November 8: Dr. Stephen DiCarlo, Wayne State University
“Sympathetic Neuroplasticity Following T5 Spinal Cord Transection Increases the Susceptibility to Ischemia-induced Sustained Ventricular Tachycardia”
Spinal cord injury-induced neuroplasticity within sympathetic pathways causes cardiac dysfunction and increases the susceptibility to life-threatening ventricular arrhythmias. For example, using coronary artery occlusion, we documented a dramatic increase in the susceptibility to ventricular tachy-arrhythmias in conscious rats with mid-thoracic spinal cord injury (T5X). Furthermore, using injections of cholera toxin B into the left and right stellate ganglia, as well as pericardial sac, and using the Sholl analyses, we documented that stellate-projecting sympathetic pre-ganglionic neurons within spinal segments T1-T5 as well as cardiac projecting sympathetic post-ganglionic neurons within the stellate ganglia from T5X rats have larger dendritic trees than uninjured rats.

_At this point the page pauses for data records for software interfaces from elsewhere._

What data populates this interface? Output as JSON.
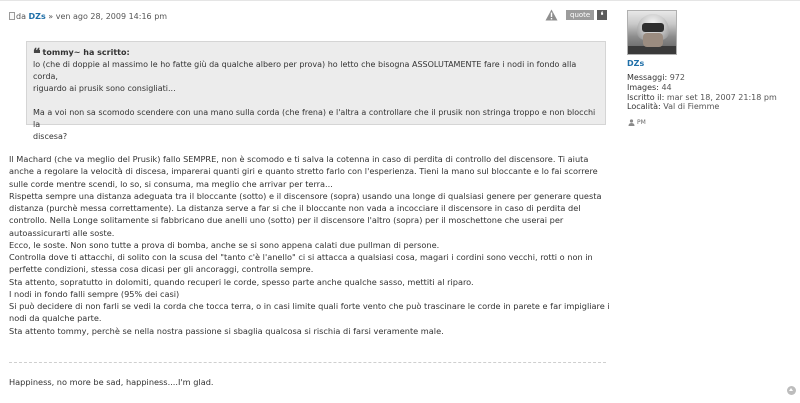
{
  "post": {
    "author_prefix": "da",
    "author_name": "DZs",
    "date_sep": "»",
    "date": "ven ago 28, 2009 14:16 pm",
    "quote_button_label": "quote",
    "quote_icon_glyph": "❛"
  },
  "blockquote": {
    "cite": "tommy~ ha scritto:",
    "lines": [
      "lo (che di doppie al massimo le ho fatte giù da qualche albero per prova) ho letto che bisogna ASSOLUTAMENTE fare i nodi in fondo alla corda,",
      "riguardo ai prusik sono consigliati..."
    ],
    "lines2": [
      "Ma a voi non sa scomodo scendere con una mano sulla corda (che frena) e l'altra a controllare che il prusik non stringa troppo e non blocchi la",
      "discesa?"
    ]
  },
  "content_lines": [
    "Il Machard (che va meglio del Prusik) fallo SEMPRE, non è scomodo e ti salva la cotenna in caso di perdita di controllo del discensore. Ti aiuta",
    "anche a regolare la velocità di discesa, imparerai quanti giri e quanto stretto farlo con l'esperienza. Tieni la mano sul bloccante e lo fai scorrere",
    "sulle corde mentre scendi, lo so, si consuma, ma meglio che arrivar per terra...",
    "Rispetta sempre una distanza adeguata tra il bloccante (sotto) e il discensore (sopra) usando una longe di qualsiasi genere per generare questa",
    "distanza (purchè messa correttamente). La distanza serve a far si che il bloccante non vada a incocciare il discensore in caso di perdita del",
    "controllo. Nella Longe solitamente si fabbricano due anelli uno (sotto) per il discensore l'altro (sopra) per il moschettone che userai per",
    "autoassicurarti alle soste.",
    "Ecco, le soste. Non sono tutte a prova di bomba, anche se si sono appena calati due pullman di persone.",
    "Controlla dove ti attacchi, di solito con la scusa del \"tanto c'è l'anello\" ci si attacca a qualsiasi cosa, magari i cordini sono vecchi, rotti o non in",
    "perfette condizioni, stessa cosa dicasi per gli ancoraggi, controlla sempre.",
    "Sta attento, sopratutto in dolomiti, quando recuperi le corde, spesso parte anche qualche sasso, mettiti al riparo.",
    "I nodi in fondo falli sempre (95% dei casi)",
    "Si può decidere di non farli se vedi la corda che tocca terra, o in casi limite quali forte vento che può trascinare le corde in parete e far impigliare i",
    "nodi da qualche parte.",
    "Sta attento tommy, perchè se nella nostra passione si sbaglia qualcosa si rischia di farsi veramente male."
  ],
  "signature": "Happiness, no more be sad, happiness....I'm glad.",
  "profile": {
    "username": "DZs",
    "messages_label": "Messaggi:",
    "messages_value": "972",
    "images_label": "Images:",
    "images_value": "44",
    "joined_label": "Iscritto il:",
    "joined_value": "mar set 18, 2007 21:18 pm",
    "location_label": "Località:",
    "location_value": "Val di Fiemme",
    "pm_label": "PM"
  },
  "colors": {
    "link": "#1f6fa8",
    "quote_bg": "#ececec",
    "quote_button": "#9c9c9c"
  },
  "icons": [
    "post-icon",
    "report-icon",
    "quote-icon",
    "pm-icon",
    "back-to-top-icon"
  ]
}
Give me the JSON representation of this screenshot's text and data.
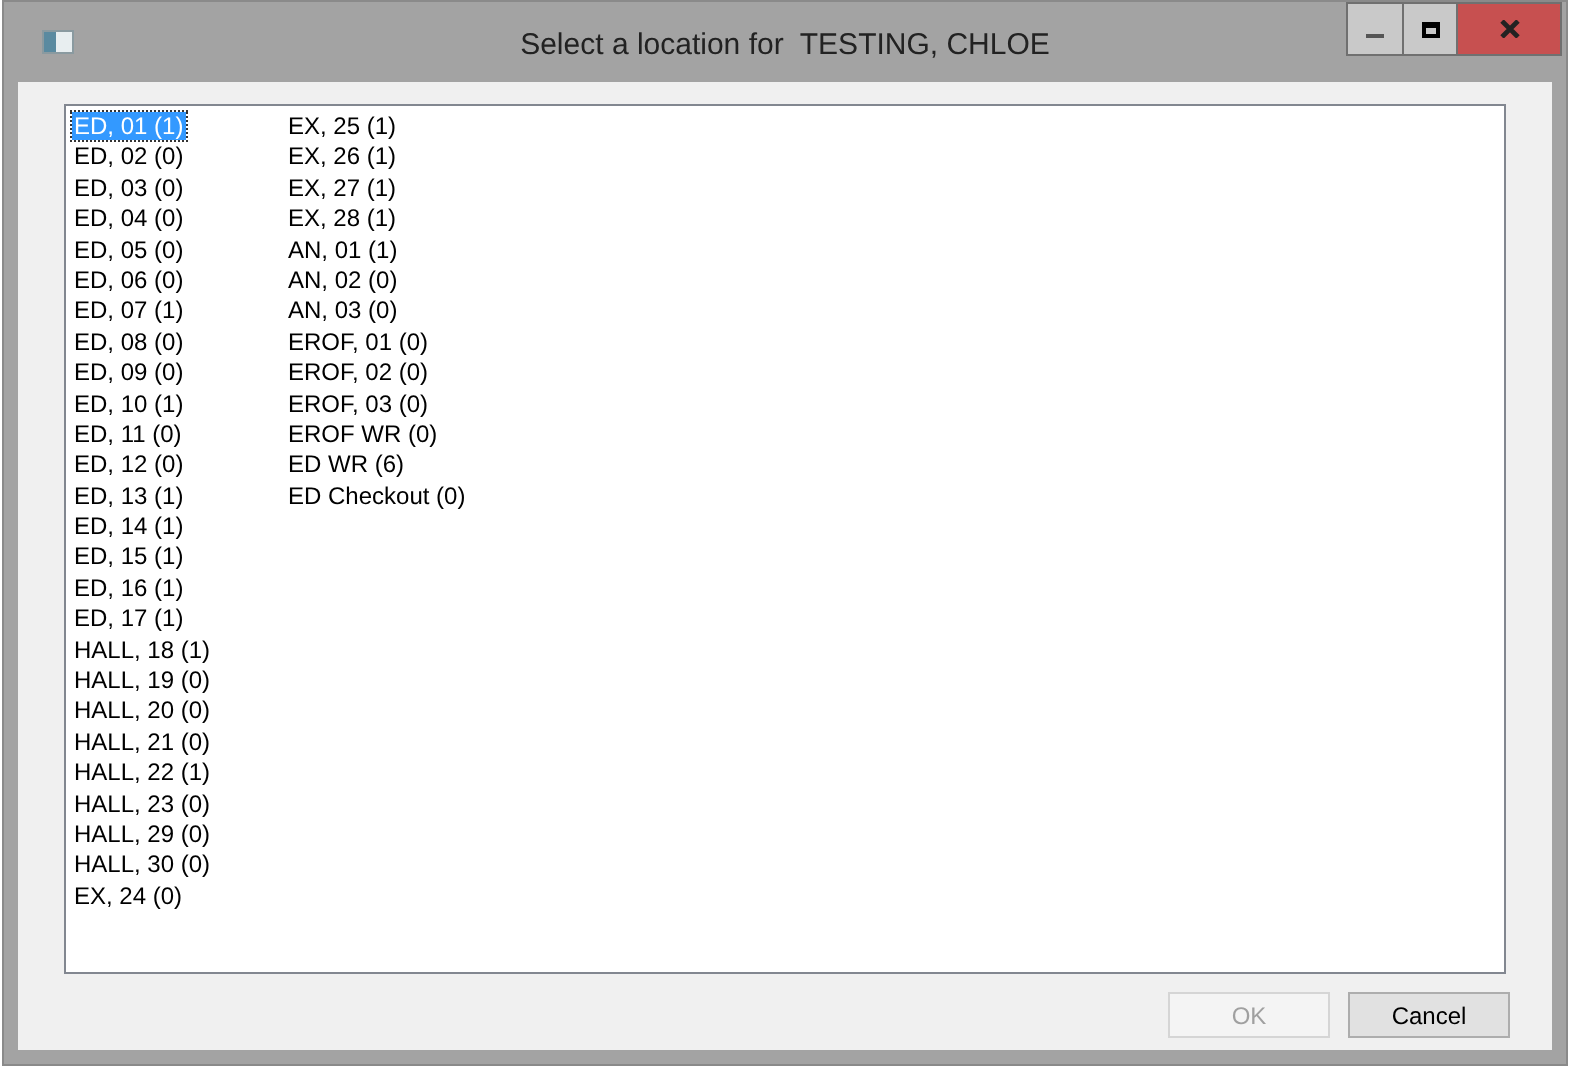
{
  "window": {
    "title": "Select a location for  TESTING, CHLOE"
  },
  "locations": [
    {
      "label": "ED, 01 (1)",
      "selected": true
    },
    {
      "label": "ED, 02 (0)",
      "selected": false
    },
    {
      "label": "ED, 03 (0)",
      "selected": false
    },
    {
      "label": "ED, 04 (0)",
      "selected": false
    },
    {
      "label": "ED, 05 (0)",
      "selected": false
    },
    {
      "label": "ED, 06 (0)",
      "selected": false
    },
    {
      "label": "ED, 07 (1)",
      "selected": false
    },
    {
      "label": "ED, 08 (0)",
      "selected": false
    },
    {
      "label": "ED, 09 (0)",
      "selected": false
    },
    {
      "label": "ED, 10 (1)",
      "selected": false
    },
    {
      "label": "ED, 11 (0)",
      "selected": false
    },
    {
      "label": "ED, 12 (0)",
      "selected": false
    },
    {
      "label": "ED, 13 (1)",
      "selected": false
    },
    {
      "label": "ED, 14 (1)",
      "selected": false
    },
    {
      "label": "ED, 15 (1)",
      "selected": false
    },
    {
      "label": "ED, 16 (1)",
      "selected": false
    },
    {
      "label": "ED, 17 (1)",
      "selected": false
    },
    {
      "label": "HALL, 18 (1)",
      "selected": false
    },
    {
      "label": "HALL, 19 (0)",
      "selected": false
    },
    {
      "label": "HALL, 20 (0)",
      "selected": false
    },
    {
      "label": "HALL, 21 (0)",
      "selected": false
    },
    {
      "label": "HALL, 22 (1)",
      "selected": false
    },
    {
      "label": "HALL, 23 (0)",
      "selected": false
    },
    {
      "label": "HALL, 29 (0)",
      "selected": false
    },
    {
      "label": "HALL, 30 (0)",
      "selected": false
    },
    {
      "label": "EX, 24 (0)",
      "selected": false
    },
    {
      "label": "EX, 25 (1)",
      "selected": false
    },
    {
      "label": "EX, 26 (1)",
      "selected": false
    },
    {
      "label": "EX, 27 (1)",
      "selected": false
    },
    {
      "label": "EX, 28 (1)",
      "selected": false
    },
    {
      "label": "AN, 01 (1)",
      "selected": false
    },
    {
      "label": "AN, 02 (0)",
      "selected": false
    },
    {
      "label": "AN, 03 (0)",
      "selected": false
    },
    {
      "label": "EROF, 01 (0)",
      "selected": false
    },
    {
      "label": "EROF, 02 (0)",
      "selected": false
    },
    {
      "label": "EROF, 03 (0)",
      "selected": false
    },
    {
      "label": "EROF WR (0)",
      "selected": false
    },
    {
      "label": "ED WR (6)",
      "selected": false
    },
    {
      "label": "ED Checkout (0)",
      "selected": false
    }
  ],
  "buttons": [
    {
      "label": "OK",
      "disabled": true
    },
    {
      "label": "Cancel",
      "disabled": false
    }
  ]
}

The hearts of rats with T5X are also hyper-innervated by tyrosine hydroxylase (TH)-immunoreactive sympathetic axons. These neuroplastic changes are associated with an increased nerve growth factor content within the heart and stellate ganglia. Thus, by using a combination of techniques and lines of evidence, we documented that mid-thoracic spinal cord injury results in cardiac sympathetic hyper-innervation and increased susceptibility to life-threatening ventricular arrhythmias. These results have important implications for understanding the mechanisms responsible for the high mortality rates and incidence of cardiovascular disease in individuals with spinal cord injury.

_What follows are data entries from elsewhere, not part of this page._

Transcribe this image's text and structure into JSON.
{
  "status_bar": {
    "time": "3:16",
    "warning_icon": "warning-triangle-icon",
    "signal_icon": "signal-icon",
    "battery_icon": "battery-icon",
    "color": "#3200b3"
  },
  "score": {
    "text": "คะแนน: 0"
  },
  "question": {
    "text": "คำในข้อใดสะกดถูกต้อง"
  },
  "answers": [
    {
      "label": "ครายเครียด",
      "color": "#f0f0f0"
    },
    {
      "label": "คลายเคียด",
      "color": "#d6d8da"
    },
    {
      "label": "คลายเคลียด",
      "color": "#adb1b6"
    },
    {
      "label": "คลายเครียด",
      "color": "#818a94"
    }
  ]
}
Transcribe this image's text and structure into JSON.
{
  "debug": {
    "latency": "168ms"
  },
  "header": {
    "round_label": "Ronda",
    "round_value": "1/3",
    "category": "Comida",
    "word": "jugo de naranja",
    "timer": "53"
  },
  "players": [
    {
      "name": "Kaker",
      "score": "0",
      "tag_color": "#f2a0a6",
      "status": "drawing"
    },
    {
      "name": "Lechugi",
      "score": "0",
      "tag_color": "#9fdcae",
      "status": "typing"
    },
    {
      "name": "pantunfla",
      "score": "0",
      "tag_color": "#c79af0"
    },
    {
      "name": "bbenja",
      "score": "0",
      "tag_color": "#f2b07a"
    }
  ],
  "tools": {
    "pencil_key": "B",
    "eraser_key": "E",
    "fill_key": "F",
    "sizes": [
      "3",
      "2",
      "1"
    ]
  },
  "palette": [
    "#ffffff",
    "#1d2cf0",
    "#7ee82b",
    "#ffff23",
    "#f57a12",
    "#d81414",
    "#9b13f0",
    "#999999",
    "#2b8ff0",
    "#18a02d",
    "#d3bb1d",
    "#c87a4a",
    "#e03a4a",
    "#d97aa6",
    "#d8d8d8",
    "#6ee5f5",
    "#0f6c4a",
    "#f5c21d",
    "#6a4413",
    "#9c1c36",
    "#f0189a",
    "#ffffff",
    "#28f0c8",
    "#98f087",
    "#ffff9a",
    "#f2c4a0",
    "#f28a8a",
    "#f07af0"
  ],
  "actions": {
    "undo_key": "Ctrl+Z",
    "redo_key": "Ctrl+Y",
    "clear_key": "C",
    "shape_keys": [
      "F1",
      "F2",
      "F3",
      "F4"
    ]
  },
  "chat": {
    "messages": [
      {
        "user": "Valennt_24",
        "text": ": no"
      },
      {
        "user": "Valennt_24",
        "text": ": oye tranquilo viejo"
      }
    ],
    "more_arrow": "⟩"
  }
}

February 7: Magdalena Bezanilla, University of Massachusetts
February 14: Winter Carnival
February 21: BIMO Reunion
February 27, 28 (Class of 60s Scholar): Elissa Hallem ’99, UCLA
March 7 (BIMO Class of 60s Scholar): Mike Snyder, Stanford University

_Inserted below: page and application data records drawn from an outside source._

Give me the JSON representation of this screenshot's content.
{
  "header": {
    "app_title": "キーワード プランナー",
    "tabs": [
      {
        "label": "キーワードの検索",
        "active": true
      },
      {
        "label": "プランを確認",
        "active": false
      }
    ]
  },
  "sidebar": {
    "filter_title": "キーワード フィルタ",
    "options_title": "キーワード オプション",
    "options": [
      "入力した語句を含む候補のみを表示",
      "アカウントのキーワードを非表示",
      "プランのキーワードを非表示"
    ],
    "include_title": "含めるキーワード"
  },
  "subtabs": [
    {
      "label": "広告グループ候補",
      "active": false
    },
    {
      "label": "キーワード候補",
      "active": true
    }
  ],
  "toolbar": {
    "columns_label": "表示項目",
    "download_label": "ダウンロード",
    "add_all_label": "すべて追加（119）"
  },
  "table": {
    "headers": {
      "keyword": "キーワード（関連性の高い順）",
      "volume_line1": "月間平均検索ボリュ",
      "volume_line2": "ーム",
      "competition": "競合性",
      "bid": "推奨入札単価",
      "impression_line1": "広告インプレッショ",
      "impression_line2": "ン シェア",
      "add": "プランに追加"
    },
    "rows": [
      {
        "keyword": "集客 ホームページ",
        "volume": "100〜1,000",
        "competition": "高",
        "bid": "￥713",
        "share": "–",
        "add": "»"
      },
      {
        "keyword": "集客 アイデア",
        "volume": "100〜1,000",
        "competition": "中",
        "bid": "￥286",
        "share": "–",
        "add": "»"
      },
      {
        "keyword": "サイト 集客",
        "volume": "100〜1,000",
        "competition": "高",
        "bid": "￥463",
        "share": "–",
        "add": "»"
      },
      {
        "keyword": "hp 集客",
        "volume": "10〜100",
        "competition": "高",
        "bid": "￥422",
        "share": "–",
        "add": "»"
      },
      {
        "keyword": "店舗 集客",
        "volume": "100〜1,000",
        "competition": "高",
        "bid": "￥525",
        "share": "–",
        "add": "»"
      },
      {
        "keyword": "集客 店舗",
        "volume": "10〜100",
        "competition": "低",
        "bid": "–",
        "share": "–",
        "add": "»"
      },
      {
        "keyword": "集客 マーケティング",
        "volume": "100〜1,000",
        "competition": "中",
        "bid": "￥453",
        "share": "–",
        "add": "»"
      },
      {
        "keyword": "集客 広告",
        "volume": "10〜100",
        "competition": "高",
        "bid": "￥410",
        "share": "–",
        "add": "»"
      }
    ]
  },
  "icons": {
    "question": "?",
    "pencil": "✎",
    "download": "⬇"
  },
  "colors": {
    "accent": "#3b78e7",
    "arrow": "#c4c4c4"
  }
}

March 14: Hadley Horch, Bowdoin
April 11: Melina Hale, University of Chicago
April 18: Ajay Dhaka, University of Washington, Seattle
April 25: Claire Ting, Sigma Xi Talk
May 2: Thesis Poster Presentations, TBL Lobby 1:00 – 3:00
Previous Years Schedule